There are several large and well-known style guides: the Canadian Press Style Guide and the Chicago Manual of Style are two of the big names, and many major publications use one or the other as their bible. If you’re writing for a publication, you’ll be asked to follow those guidelines. I know I said two weeks ago that writing should reflect the individual writer, and I stand by that. What a style guide does is not standardize a style of writing, but ensure clarity, flow, and readability.
It may sound like a pain to refer to a book for how to capitalize terms or write out dates and times and, to be honest, sometimes it is, but it’s also liberating in its own way. The technical decisions are taken out of one’s hands and one can simply focus on the topic, the words, the meaning, and the story.
That said, all writers who write for a living have their particular preferences in terms of style, grammar, and so forth.
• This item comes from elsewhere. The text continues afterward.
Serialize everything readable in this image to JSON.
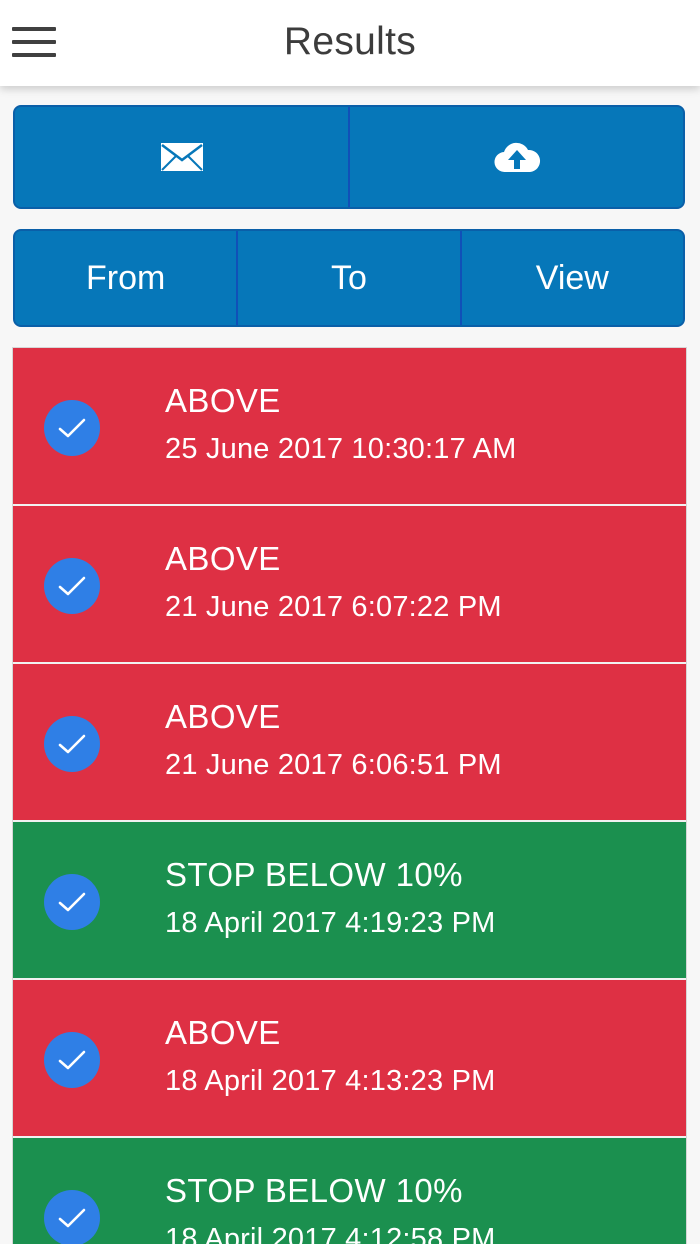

If there’s more than one way to do something, then a writer probably has an opinion about it. When I received that organizational style guide last week, I felt a little frisson of anticipation as I approached the section on commas, and when I finally reached their position on the serial (also known as Oxford) comma, I actually clapped my hands and shouted to my husband, in the next room, “They’re pro-Oxford comma!” (I think he may have thought I’d gone slightly mad. Maybe working at home is messing with my sense of normality a little.) In my experience, nothing divides professional writers like the serial comma. In fact, this particular style guide admits that the Big Style Guides generally advise against its use, but they find that it improves clarity, so they prefer it. I couldn’t agree more. (If you want to get into it with me, I have no issue with that, but I think we should do it at the bar.)
Other things that style guides can help with include when and how to hyphenate things, when to abbreviate the names of states or provinces, and how to differentiate commonly-confused terms, such as mediator and arbitrator or alternate and alternative. In short, a clear and well-written style guide can make a writer look both smart and well-organized. Some days, that’s help we can all use.
So don’t resent the style guide. Use it to your advantage. Trust me, even if you adhere to all its rules, your personal style and creativity will shine through – perhaps even more brightly, since your meaning will be so clear.